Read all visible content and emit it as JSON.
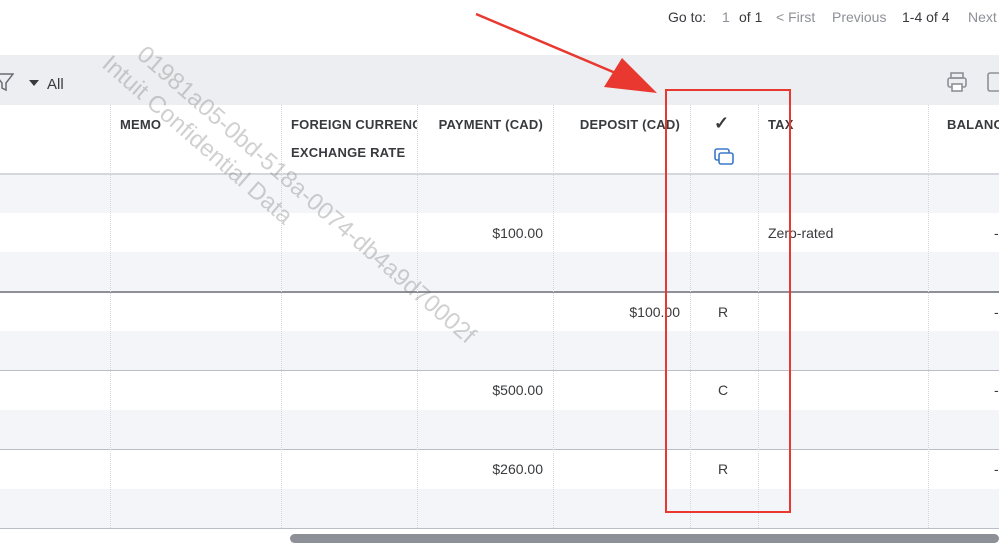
{
  "pager": {
    "goto_label": "Go to:",
    "page": "1",
    "of_label": "of 1",
    "first": "< First",
    "previous": "Previous",
    "range": "1-4 of 4",
    "next": "Next"
  },
  "toolbar": {
    "filter_icon": "filter-icon",
    "all_label": "All",
    "print_icon": "printer-icon",
    "export_icon": "export-icon"
  },
  "columns": {
    "memo": "MEMO",
    "foreign_line1": "FOREIGN CURRENC",
    "foreign_line2": "EXCHANGE RATE",
    "payment": "PAYMENT (CAD)",
    "deposit": "DEPOSIT (CAD)",
    "check": "✓",
    "copy_icon": "copy-icon",
    "tax": "TAX",
    "balance": "BALANC"
  },
  "rows": [
    {
      "payment": "$100.00",
      "deposit": "",
      "status": "",
      "tax": "Zero-rated",
      "balance": "-"
    },
    {
      "payment": "",
      "deposit": "$100.00",
      "status": "R",
      "tax": "",
      "balance": "-"
    },
    {
      "payment": "$500.00",
      "deposit": "",
      "status": "C",
      "tax": "",
      "balance": "-"
    },
    {
      "payment": "$260.00",
      "deposit": "",
      "status": "R",
      "tax": "",
      "balance": "-"
    }
  ],
  "watermark": {
    "line1": "01981a05-0bd-518a-0074-db4a9d70002f",
    "line2": "Intuit Confidential Data"
  },
  "colors": {
    "annotation": "#e8382f",
    "band": "#f4f5f8",
    "toolbar": "#eceef1"
  }
}
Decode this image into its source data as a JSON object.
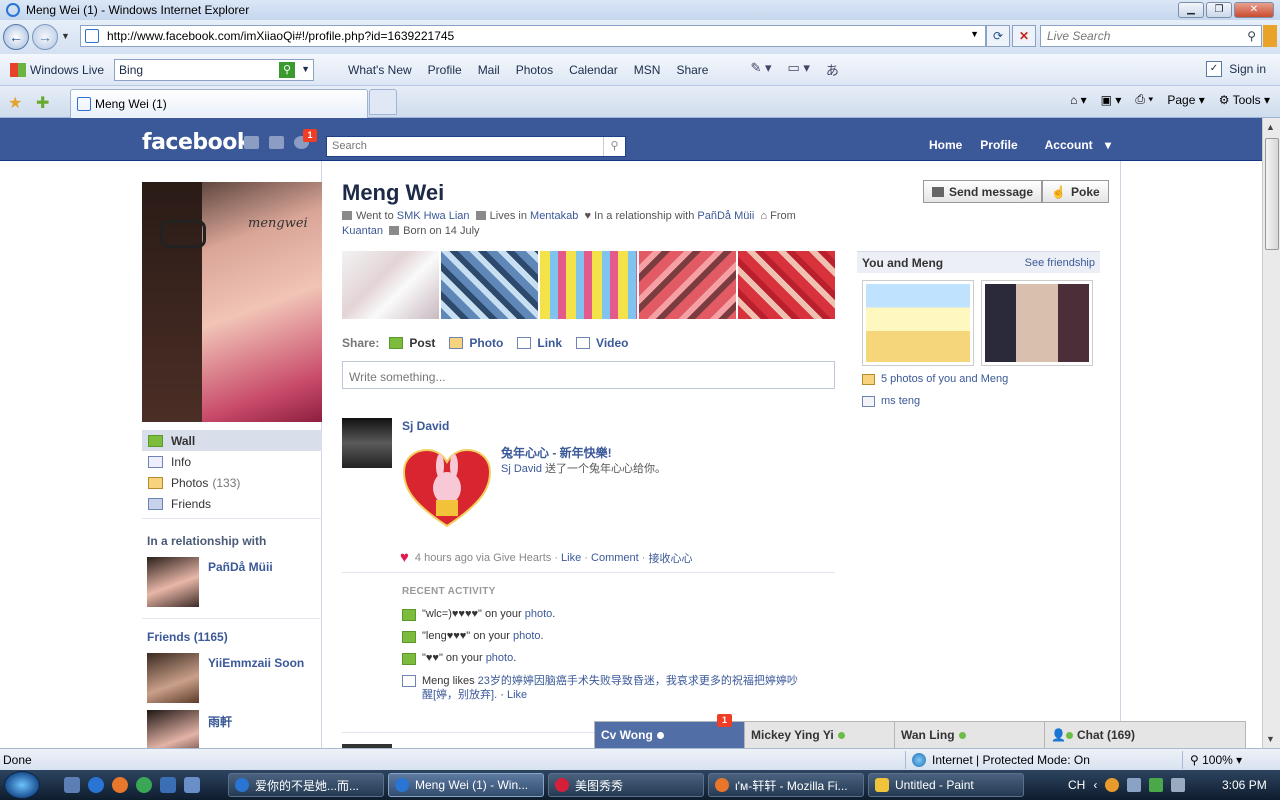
{
  "browser": {
    "window_title": "Meng Wei (1) - Windows Internet Explorer",
    "url": "http://www.facebook.com/imXiiaoQi#!/profile.php?id=1639221745",
    "live_search_placeholder": "Live Search",
    "windows_live_label": "Windows Live",
    "bing_value": "Bing",
    "links": [
      "What's New",
      "Profile",
      "Mail",
      "Photos",
      "Calendar",
      "MSN",
      "Share"
    ],
    "signin": "Sign in",
    "tab_title": "Meng Wei (1)",
    "cmd_page": "Page",
    "cmd_tools": "Tools",
    "status_done": "Done",
    "status_zone": "Internet | Protected Mode: On",
    "zoom": "100%"
  },
  "facebook": {
    "logo": "facebook",
    "notification_count": "1",
    "search_placeholder": "Search",
    "nav": [
      "Home",
      "Profile",
      "Account"
    ]
  },
  "profile": {
    "name": "Meng Wei",
    "signature": "mengwei",
    "send_message": "Send message",
    "poke": "Poke",
    "went_to_label": "Went to",
    "school": "SMK Hwa Lian",
    "lives_label": "Lives in",
    "lives": "Mentakab",
    "relationship_label": "In a relationship with",
    "partner": "PañDå Müii",
    "from_label": "From",
    "hometown": "Kuantan",
    "born": "Born on 14 July"
  },
  "left_nav": {
    "wall": "Wall",
    "info": "Info",
    "photos": "Photos",
    "photos_count": "(133)",
    "friends": "Friends",
    "relationship_title": "In a relationship with",
    "partner_name": "PañDå Müii",
    "friends_title": "Friends",
    "friends_count": "(1165)",
    "friend1": "YiiEmmzaii Soon",
    "friend2": "雨軒"
  },
  "share": {
    "label": "Share:",
    "post": "Post",
    "photo": "Photo",
    "link": "Link",
    "video": "Video",
    "placeholder": "Write something..."
  },
  "story": {
    "author": "Sj David",
    "gift_title": "兔年心心 - 新年快樂!",
    "gift_author": "Sj David",
    "gift_text": "送了一个兔年心心给你。",
    "time_via": "4 hours ago via Give Hearts",
    "like": "Like",
    "comment": "Comment",
    "accept": "接收心心"
  },
  "recent_activity": {
    "title": "RECENT ACTIVITY",
    "items": [
      {
        "quote": "\"wlc=)♥♥♥♥\" on your ",
        "link": "photo",
        "end": "."
      },
      {
        "quote": "\"leng♥♥♥\" on your ",
        "link": "photo",
        "end": "."
      },
      {
        "quote": "\"♥♥\" on your ",
        "link": "photo",
        "end": "."
      }
    ],
    "like_prefix": "Meng likes ",
    "like_link": "23岁的婷婷因脑癌手术失败导致昏迷，我哀求更多的祝福把婷婷吵醒[婷，别放弃].",
    "like_action": "Like"
  },
  "you_and": {
    "title": "You and Meng",
    "see": "See friendship",
    "photos_link": "5 photos of you and Meng",
    "music_link": "ms teng"
  },
  "chat": {
    "tab1": "Cv Wong",
    "tab1_badge": "1",
    "tab2": "Mickey Ying Yi",
    "tab3": "Wan Ling",
    "main": "Chat (169)"
  },
  "taskbar": {
    "items": [
      "爱你的不是她...而...",
      "Meng Wei (1) - Win...",
      "美图秀秀",
      "ι'м-轩轩 - Mozilla Fi...",
      "Untitled - Paint"
    ],
    "lang": "CH",
    "time": "3:06 PM"
  }
}
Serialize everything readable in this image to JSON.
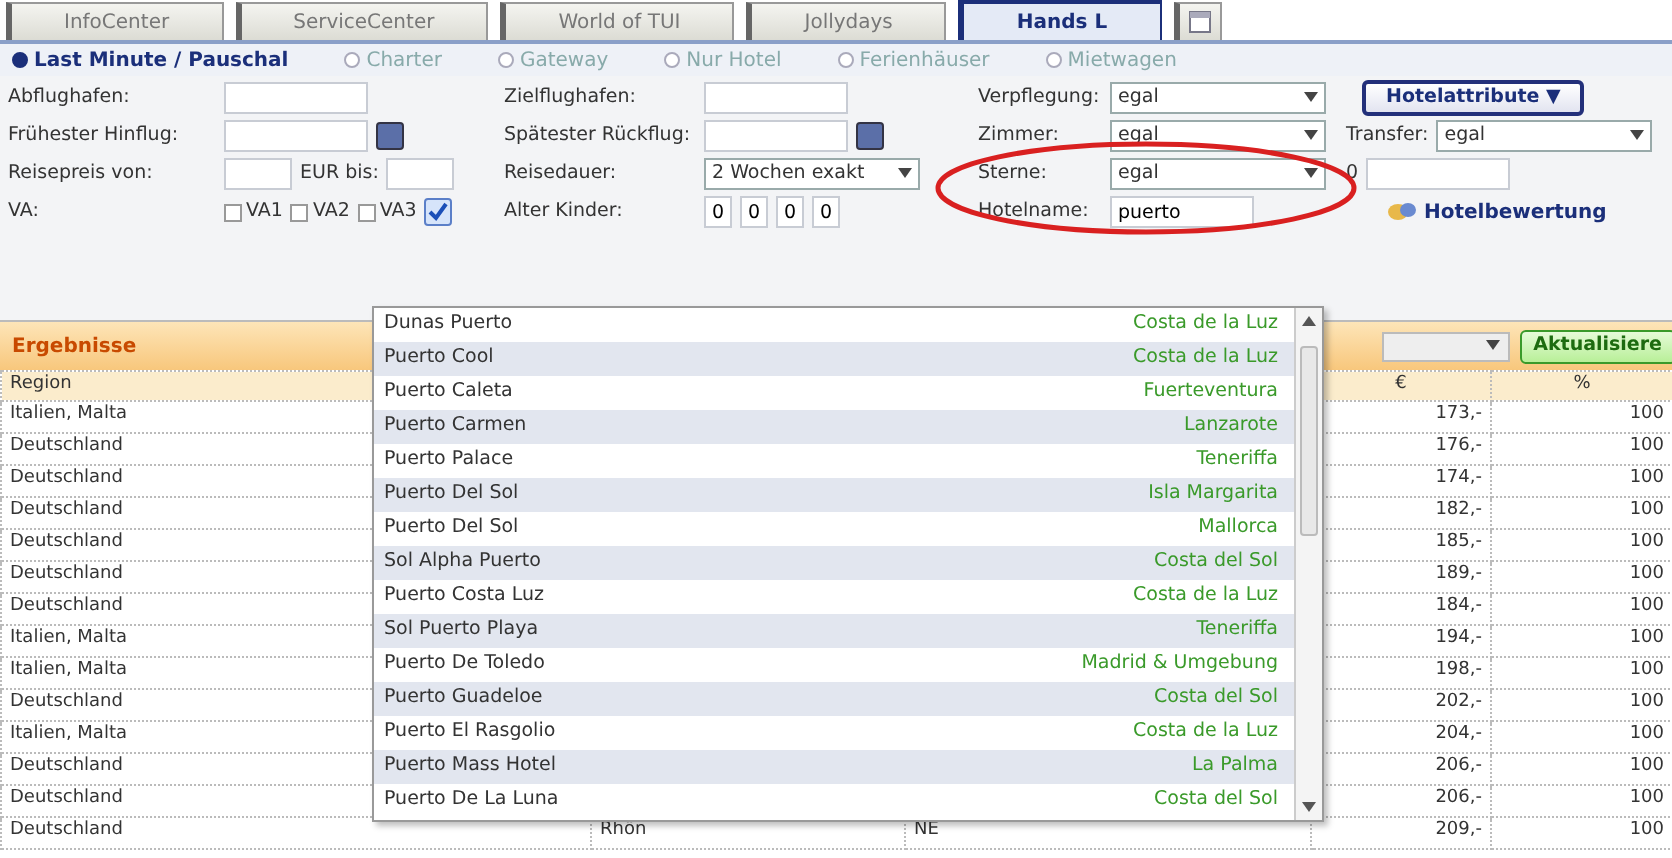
{
  "tabs": [
    {
      "label": "InfoCenter",
      "selected": false
    },
    {
      "label": "ServiceCenter",
      "selected": false
    },
    {
      "label": "World of TUI",
      "selected": false
    },
    {
      "label": "Jollydays",
      "selected": false
    },
    {
      "label": "Hands L",
      "selected": true
    },
    {
      "kind": "icon",
      "selected": false
    }
  ],
  "search_types": [
    {
      "label": "Last Minute / Pauschal",
      "selected": true
    },
    {
      "label": "Charter",
      "selected": false
    },
    {
      "label": "Gateway",
      "selected": false
    },
    {
      "label": "Nur Hotel",
      "selected": false
    },
    {
      "label": "Ferienhäuser",
      "selected": false
    },
    {
      "label": "Mietwagen",
      "selected": false
    }
  ],
  "form": {
    "rows": [
      [
        [
          {
            "kind": "label",
            "text": "Abflughafen:"
          }
        ],
        [
          {
            "kind": "input"
          }
        ],
        [
          {
            "kind": "label",
            "text": "Zielflughafen:"
          }
        ],
        [
          {
            "kind": "input"
          }
        ],
        [
          {
            "kind": "label",
            "text": "Verpflegung:"
          }
        ],
        [
          {
            "kind": "select",
            "value": "egal"
          }
        ],
        [
          {
            "kind": "button",
            "text": "Hotelattribute ▼"
          }
        ]
      ],
      [
        [
          {
            "kind": "label",
            "text": "Frühester Hinflug:"
          }
        ],
        [
          {
            "kind": "date"
          }
        ],
        [
          {
            "kind": "label",
            "text": "Spätester Rückflug:"
          }
        ],
        [
          {
            "kind": "date"
          }
        ],
        [
          {
            "kind": "label",
            "text": "Zimmer:"
          }
        ],
        [
          {
            "kind": "select",
            "value": "egal"
          }
        ],
        [
          {
            "kind": "label",
            "text": "Transfer:"
          },
          {
            "kind": "select",
            "value": "egal"
          }
        ]
      ],
      [
        [
          {
            "kind": "label",
            "text": "Reisepreis von:"
          }
        ],
        [
          {
            "kind": "small_input"
          },
          {
            "kind": "label",
            "text": "EUR bis:"
          },
          {
            "kind": "small_input"
          }
        ],
        [
          {
            "kind": "label",
            "text": "Reisedauer:"
          }
        ],
        [
          {
            "kind": "select",
            "value": "2 Wochen exakt"
          }
        ],
        [
          {
            "kind": "label",
            "text": "Sterne:"
          }
        ],
        [
          {
            "kind": "select",
            "value": "egal"
          }
        ],
        [
          {
            "kind": "label",
            "text": "0"
          },
          {
            "kind": "input"
          }
        ]
      ],
      [
        [
          {
            "kind": "label",
            "text": "VA:"
          }
        ],
        [
          {
            "kind": "checkbox",
            "text": "VA1",
            "checked": false
          },
          {
            "kind": "checkbox",
            "text": "VA2",
            "checked": false
          },
          {
            "kind": "checkbox",
            "text": "VA3",
            "checked": false
          },
          {
            "kind": "bigcheck",
            "checked": true
          }
        ],
        [
          {
            "kind": "label",
            "text": "Alter Kinder:"
          }
        ],
        [
          {
            "kind": "tiny_input",
            "value": "0"
          },
          {
            "kind": "tiny_input",
            "value": "0"
          },
          {
            "kind": "tiny_input",
            "value": "0"
          },
          {
            "kind": "tiny_input",
            "value": "0"
          }
        ],
        [
          {
            "kind": "label",
            "text": "Hotelname:"
          }
        ],
        [
          {
            "kind": "input",
            "value": "puerto"
          }
        ],
        [
          {
            "kind": "link",
            "text": "Hotelbewertung"
          }
        ]
      ]
    ]
  },
  "results": {
    "title": "Ergebnisse",
    "refresh_button": "Aktualisiere",
    "columns": [
      "Region",
      "€",
      "%"
    ],
    "rows": [
      {
        "region": "Italien, Malta",
        "price": "173,-",
        "percent": "100"
      },
      {
        "region": "Deutschland",
        "price": "176,-",
        "percent": "100"
      },
      {
        "region": "Deutschland",
        "price": "174,-",
        "percent": "100"
      },
      {
        "region": "Deutschland",
        "price": "182,-",
        "percent": "100"
      },
      {
        "region": "Deutschland",
        "price": "185,-",
        "percent": "100"
      },
      {
        "region": "Deutschland",
        "price": "189,-",
        "percent": "100"
      },
      {
        "region": "Deutschland",
        "price": "184,-",
        "percent": "100"
      },
      {
        "region": "Italien, Malta",
        "price": "194,-",
        "percent": "100"
      },
      {
        "region": "Italien, Malta",
        "price": "198,-",
        "percent": "100"
      },
      {
        "region": "Deutschland",
        "price": "202,-",
        "percent": "100"
      },
      {
        "region": "Italien, Malta",
        "price": "204,-",
        "percent": "100"
      },
      {
        "region": "Deutschland",
        "price": "206,-",
        "percent": "100"
      },
      {
        "region": "Deutschland",
        "price": "206,-",
        "percent": "100"
      },
      {
        "region": "Deutschland",
        "column_2": "Rhön",
        "column_3": "NE",
        "price": "209,-",
        "percent": "100"
      }
    ]
  },
  "hotel_suggestions": [
    {
      "name": "Dunas Puerto",
      "region": "Costa de la Luz"
    },
    {
      "name": "Puerto Cool",
      "region": "Costa de la Luz"
    },
    {
      "name": "Puerto Caleta",
      "region": "Fuerteventura"
    },
    {
      "name": "Puerto Carmen",
      "region": "Lanzarote"
    },
    {
      "name": "Puerto Palace",
      "region": "Teneriffa"
    },
    {
      "name": "Puerto Del Sol",
      "region": "Isla Margarita"
    },
    {
      "name": "Puerto Del Sol",
      "region": "Mallorca"
    },
    {
      "name": "Sol Alpha Puerto",
      "region": "Costa del Sol"
    },
    {
      "name": "Puerto Costa Luz",
      "region": "Costa de la Luz"
    },
    {
      "name": "Sol Puerto Playa",
      "region": "Teneriffa"
    },
    {
      "name": "Puerto De Toledo",
      "region": "Madrid & Umgebung"
    },
    {
      "name": "Puerto Guadeloe",
      "region": "Costa del Sol"
    },
    {
      "name": "Puerto El Rasgolio",
      "region": "Costa de la Luz"
    },
    {
      "name": "Puerto Mass Hotel",
      "region": "La Palma"
    },
    {
      "name": "Puerto De La Luna",
      "region": "Costa del Sol"
    }
  ]
}
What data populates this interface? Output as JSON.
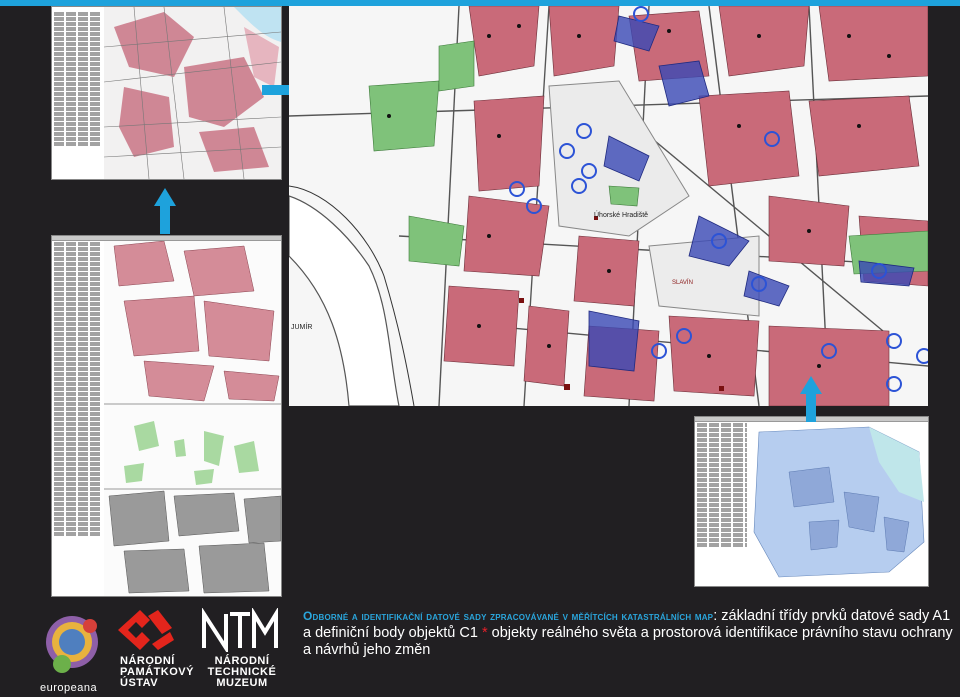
{
  "caption": {
    "heading": "Odborné a identifikační datové sady zpracovávané v měřítcích katastrálních map",
    "body_part1": ": základní třídy prvků datové sady A1 a definiční body objektů C1",
    "star": "*",
    "body_part2": " objekty reálného světa a prostorová identifikace právního stavu ochrany a návrhů jeho změn"
  },
  "map_labels": {
    "square": "Úhorské Hradiště",
    "place_a": "JUMÍR",
    "place_b": "SLAVÍN"
  },
  "logos": {
    "europeana": "europeana",
    "npu_line1": "NÁRODNÍ",
    "npu_line2": "PAMÁTKOVÝ",
    "npu_line3": "ÚSTAV",
    "ntm_line1": "NÁRODNÍ",
    "ntm_line2": "TECHNICKÉ",
    "ntm_line3": "MUZEUM"
  },
  "colors": {
    "background": "#211f22",
    "accent_blue": "#1ea2dc",
    "caption_heading": "#2aa6dd",
    "star_red": "#e8202a",
    "parcel_red": "#c96a79",
    "parcel_green": "#7fc27a",
    "highlight_blue": "#3a48b5"
  }
}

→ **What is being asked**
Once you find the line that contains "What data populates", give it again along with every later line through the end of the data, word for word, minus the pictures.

→ **Answer space**
What data populates this interface? Output as JSON.
{
  "caption": {
    "heading": "Odborné a identifikační datové sady zpracovávané v měřítcích katastrálních map",
    "body_part1": ": základní třídy prvků datové sady A1 a definiční body objektů C1",
    "star": "*",
    "body_part2": " objekty reálného světa a prostorová identifikace právního stavu ochrany a návrhů jeho změn"
  },
  "map_labels": {
    "square": "Úhorské Hradiště",
    "place_a": "JUMÍR",
    "place_b": "SLAVÍN"
  },
  "logos": {
    "europeana": "europeana",
    "npu_line1": "NÁRODNÍ",
    "npu_line2": "PAMÁTKOVÝ",
    "npu_line3": "ÚSTAV",
    "ntm_line1": "NÁRODNÍ",
    "ntm_line2": "TECHNICKÉ",
    "ntm_line3": "MUZEUM"
  },
  "colors": {
    "background": "#211f22",
    "accent_blue": "#1ea2dc",
    "caption_heading": "#2aa6dd",
    "star_red": "#e8202a",
    "parcel_red": "#c96a79",
    "parcel_green": "#7fc27a",
    "highlight_blue": "#3a48b5"
  }
}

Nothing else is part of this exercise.